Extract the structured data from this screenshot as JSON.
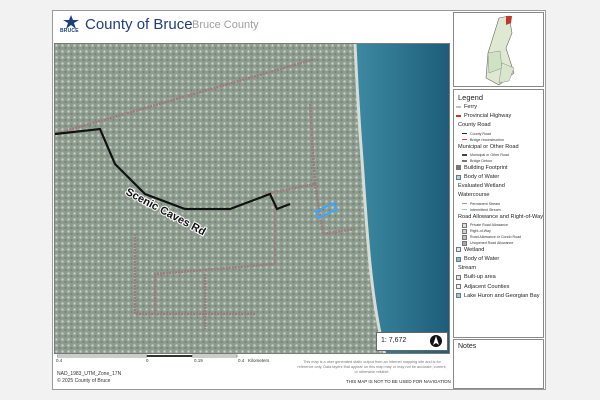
{
  "header": {
    "org_name": "County of Bruce",
    "map_name": "Bruce County",
    "logo_text": "BRUCE",
    "brand_color": "#1d3f7a"
  },
  "map": {
    "road_label": "Scenic Caves Rd",
    "scale_ratio": "1: 7,672",
    "north_arrow_icon": "north-arrow-icon",
    "colors": {
      "water": "#2b6e8c",
      "land": "#8a9a8a",
      "parcel": "#9b7b7b",
      "highlight": "#39a7ff",
      "road": "#111111"
    }
  },
  "scalebar": {
    "ticks": [
      "0.4",
      "0",
      "0.19",
      "0.4"
    ],
    "unit": "Kilometers"
  },
  "footer": {
    "crs": "NAD_1983_UTM_Zone_17N",
    "copyright": "© 2025 County of Bruce",
    "disclaimer": "This map is a user generated static output from an Internet mapping site and is for reference only. Data layers that appear on this map may or may not be accurate, current, or otherwise reliable.",
    "nav_warning": "THIS MAP IS NOT TO BE USED FOR NAVIGATION"
  },
  "legend": {
    "title": "Legend",
    "items": [
      {
        "label": "Ferry",
        "sub": false,
        "color": "#c2c2c2",
        "kind": "line"
      },
      {
        "label": "Provincial Highway",
        "sub": false,
        "color": "#c0392b",
        "kind": "line"
      },
      {
        "label": "County Road",
        "sub": false,
        "color": "#ffffff",
        "kind": "none"
      },
      {
        "label": "County Road",
        "sub": true,
        "color": "#222222",
        "kind": "line"
      },
      {
        "label": "Bridge reconstruction",
        "sub": true,
        "color": "#d04040",
        "kind": "line"
      },
      {
        "label": "Municipal or Other Road",
        "sub": false,
        "color": "#ffffff",
        "kind": "none"
      },
      {
        "label": "Municipal or Other Road",
        "sub": true,
        "color": "#444444",
        "kind": "line"
      },
      {
        "label": "Bridge Detour",
        "sub": true,
        "color": "#777777",
        "kind": "line"
      },
      {
        "label": "Building Footprint",
        "sub": false,
        "color": "#777777",
        "kind": "box"
      },
      {
        "label": "Body of Water",
        "sub": false,
        "color": "#a8d7e6",
        "kind": "box"
      },
      {
        "label": "Evaluated Wetland",
        "sub": false,
        "color": "#ffffff",
        "kind": "none"
      },
      {
        "label": "Watercourse",
        "sub": false,
        "color": "#ffffff",
        "kind": "none"
      },
      {
        "label": "Permanent Stream",
        "sub": true,
        "color": "#6fa8c8",
        "kind": "line"
      },
      {
        "label": "Intermittent Stream",
        "sub": true,
        "color": "#9fc4d8",
        "kind": "line"
      },
      {
        "label": "Road Allowance and Right-of-Way",
        "sub": false,
        "color": "#ffffff",
        "kind": "none"
      },
      {
        "label": "Private Road Allowance",
        "sub": true,
        "color": "#dddddd",
        "kind": "box"
      },
      {
        "label": "Right-of-Way",
        "sub": true,
        "color": "#cfcfcf",
        "kind": "box"
      },
      {
        "label": "Road Allowance or Condo Road",
        "sub": true,
        "color": "#bdbdbd",
        "kind": "box"
      },
      {
        "label": "Unopened Road Allowance",
        "sub": true,
        "color": "#a9a9a9",
        "kind": "box"
      },
      {
        "label": "Wetland",
        "sub": false,
        "color": "#d6eaf2",
        "kind": "box"
      },
      {
        "label": "Body of Water",
        "sub": false,
        "color": "#7fc0d9",
        "kind": "box"
      },
      {
        "label": "Stream",
        "sub": false,
        "color": "#ffffff",
        "kind": "none"
      },
      {
        "label": "Built-up area",
        "sub": false,
        "color": "#f1e4c8",
        "kind": "box"
      },
      {
        "label": "Adjacent Counties",
        "sub": false,
        "color": "#efefef",
        "kind": "box"
      },
      {
        "label": "Lake Huron and Georgian Bay",
        "sub": false,
        "color": "#93cfe0",
        "kind": "box"
      }
    ]
  },
  "notes": {
    "title": "Notes"
  }
}
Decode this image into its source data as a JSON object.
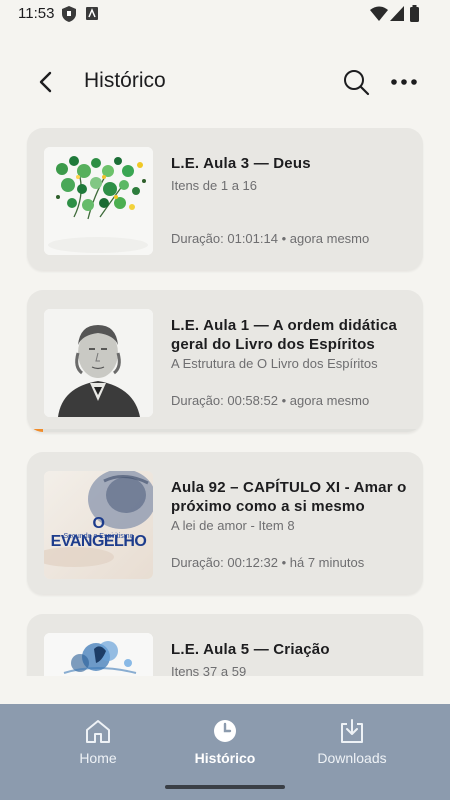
{
  "status_bar": {
    "time": "11:53"
  },
  "header": {
    "title": "Histórico"
  },
  "history": [
    {
      "title": "L.E. Aula 3 — Deus",
      "subtitle": "Itens de 1 a 16",
      "duration_label": "Duração: 01:01:14",
      "when": "agora mesmo",
      "progress": 0
    },
    {
      "title": "L.E. Aula 1 — A ordem didática geral do Livro dos Espíritos",
      "subtitle": "A Estrutura de O Livro dos Espíritos",
      "duration_label": "Duração: 00:58:52",
      "when": "agora mesmo",
      "progress": 0.04
    },
    {
      "title": "Aula 92 – CAPÍTULO XI - Amar o próximo como a si mesmo",
      "subtitle": "A lei de amor - Item 8",
      "duration_label": "Duração: 00:12:32",
      "when": "há 7 minutos",
      "progress": 0
    },
    {
      "title": "L.E. Aula 5 — Criação",
      "subtitle": "Itens 37 a 59",
      "duration_label": "",
      "when": "",
      "progress": 0
    }
  ],
  "thumb_text": {
    "evangelho_title": "O EVANGELHO",
    "evangelho_subtitle": "Segundo o Espiritismo"
  },
  "bottom_nav": [
    {
      "label": "Home",
      "icon": "home-icon",
      "active": false
    },
    {
      "label": "Histórico",
      "icon": "clock-icon",
      "active": true
    },
    {
      "label": "Downloads",
      "icon": "download-icon",
      "active": false
    }
  ],
  "colors": {
    "background": "#f5f4f0",
    "card": "#e8e7e3",
    "progress": "#f08c2a",
    "nav": "#8c9bae"
  }
}
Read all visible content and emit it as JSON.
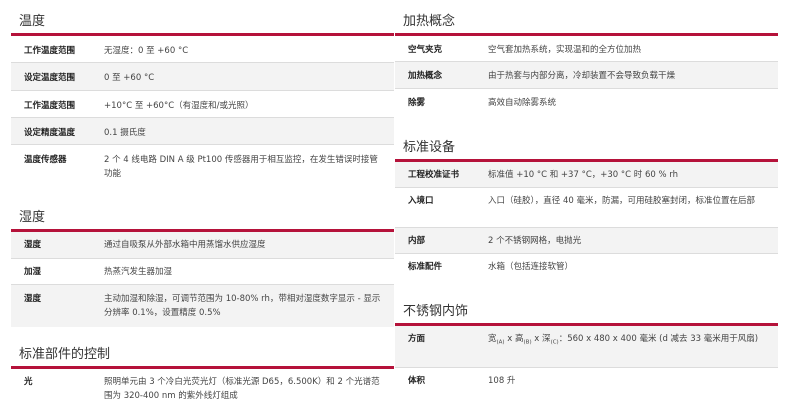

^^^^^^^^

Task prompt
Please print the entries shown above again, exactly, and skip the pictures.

Response area
Extract the structured data from this screenshot as JSON.
{
  "header": {
    "org_name": "County of Bruce",
    "map_name": "Bruce County",
    "logo_text": "BRUCE",
    "brand_color": "#1d3f7a"
  },
  "map": {
    "road_label": "Scenic Caves Rd",
    "scale_ratio": "1: 7,672",
    "north_arrow_icon": "north-arrow-icon",
    "colors": {
      "water": "#2b6e8c",
      "land": "#8a9a8a",
      "parcel": "#9b7b7b",
      "highlight": "#39a7ff",
      "road": "#111111"
    }
  },
  "scalebar": {
    "ticks": [
      "0.4",
      "0",
      "0.19",
      "0.4"
    ],
    "unit": "Kilometers"
  },
  "footer": {
    "crs": "NAD_1983_UTM_Zone_17N",
    "copyright": "© 2025 County of Bruce",
    "disclaimer": "This map is a user generated static output from an Internet mapping site and is for reference only. Data layers that appear on this map may or may not be accurate, current, or otherwise reliable.",
    "nav_warning": "THIS MAP IS NOT TO BE USED FOR NAVIGATION"
  },
  "legend": {
    "title": "Legend",
    "items": [
      {
        "label": "Ferry",
        "sub": false,
        "color": "#c2c2c2",
        "kind": "line"
      },
      {
        "label": "Provincial Highway",
        "sub": false,
        "color": "#c0392b",
        "kind": "line"
      },
      {
        "label": "County Road",
        "sub": false,
        "color": "#ffffff",
        "kind": "none"
      },
      {
        "label": "County Road",
        "sub": true,
        "color": "#222222",
        "kind": "line"
      },
      {
        "label": "Bridge reconstruction",
        "sub": true,
        "color": "#d04040",
        "kind": "line"
      },
      {
        "label": "Municipal or Other Road",
        "sub": false,
        "color": "#ffffff",
        "kind": "none"
      },
      {
        "label": "Municipal or Other Road",
        "sub": true,
        "color": "#444444",
        "kind": "line"
      },
      {
        "label": "Bridge Detour",
        "sub": true,
        "color": "#777777",
        "kind": "line"
      },
      {
        "label": "Building Footprint",
        "sub": false,
        "color": "#777777",
        "kind": "box"
      },
      {
        "label": "Body of Water",
        "sub": false,
        "color": "#a8d7e6",
        "kind": "box"
      },
      {
        "label": "Evaluated Wetland",
        "sub": false,
        "color": "#ffffff",
        "kind": "none"
      },
      {
        "label": "Watercourse",
        "sub": false,
        "color": "#ffffff",
        "kind": "none"
      },
      {
        "label": "Permanent Stream",
        "sub": true,
        "color": "#6fa8c8",
        "kind": "line"
      },
      {
        "label": "Intermittent Stream",
        "sub": true,
        "color": "#9fc4d8",
        "kind": "line"
      },
      {
        "label": "Road Allowance and Right-of-Way",
        "sub": false,
        "color": "#ffffff",
        "kind": "none"
      },
      {
        "label": "Private Road Allowance",
        "sub": true,
        "color": "#dddddd",
        "kind": "box"
      },
      {
        "label": "Right-of-Way",
        "sub": true,
        "color": "#cfcfcf",
        "kind": "box"
      },
      {
        "label": "Road Allowance or Condo Road",
        "sub": true,
        "color": "#bdbdbd",
        "kind": "box"
      },
      {
        "label": "Unopened Road Allowance",
        "sub": true,
        "color": "#a9a9a9",
        "kind": "box"
      },
      {
        "label": "Wetland",
        "sub": false,
        "color": "#d6eaf2",
        "kind": "box"
      },
      {
        "label": "Body of Water",
        "sub": false,
        "color": "#7fc0d9",
        "kind": "box"
      },
      {
        "label": "Stream",
        "sub": false,
        "color": "#ffffff",
        "kind": "none"
      },
      {
        "label": "Built-up area",
        "sub": false,
        "color": "#f1e4c8",
        "kind": "box"
      },
      {
        "label": "Adjacent Counties",
        "sub": false,
        "color": "#efefef",
        "kind": "box"
      },
      {
        "label": "Lake Huron and Georgian Bay",
        "sub": false,
        "color": "#93cfe0",
        "kind": "box"
      }
    ]
  },
  "notes": {
    "title": "Notes"
  }
}
Decode this image into its source data as a JSON object.
{
  "status_bar": {
    "time": "11:53"
  },
  "header": {
    "title": "Histórico"
  },
  "history": [
    {
      "title": "L.E. Aula 3 — Deus",
      "subtitle": "Itens de 1 a 16",
      "duration_label": "Duração: 01:01:14",
      "when": "agora mesmo",
      "progress": 0
    },
    {
      "title": "L.E. Aula 1 — A ordem didática geral do Livro dos Espíritos",
      "subtitle": "A Estrutura de O Livro dos Espíritos",
      "duration_label": "Duração: 00:58:52",
      "when": "agora mesmo",
      "progress": 0.04
    },
    {
      "title": "Aula 92 – CAPÍTULO XI - Amar o próximo como a si mesmo",
      "subtitle": "A lei de amor - Item 8",
      "duration_label": "Duração: 00:12:32",
      "when": "há 7 minutos",
      "progress": 0
    },
    {
      "title": "L.E. Aula 5 — Criação",
      "subtitle": "Itens 37 a 59",
      "duration_label": "",
      "when": "",
      "progress": 0
    }
  ],
  "thumb_text": {
    "evangelho_title": "O EVANGELHO",
    "evangelho_subtitle": "Segundo o Espiritismo"
  },
  "bottom_nav": [
    {
      "label": "Home",
      "icon": "home-icon",
      "active": false
    },
    {
      "label": "Histórico",
      "icon": "clock-icon",
      "active": true
    },
    {
      "label": "Downloads",
      "icon": "download-icon",
      "active": false
    }
  ],
  "colors": {
    "background": "#f5f4f0",
    "card": "#e8e7e3",
    "progress": "#f08c2a",
    "nav": "#8c9bae"
  }
}
Read all visible content and emit it as JSON.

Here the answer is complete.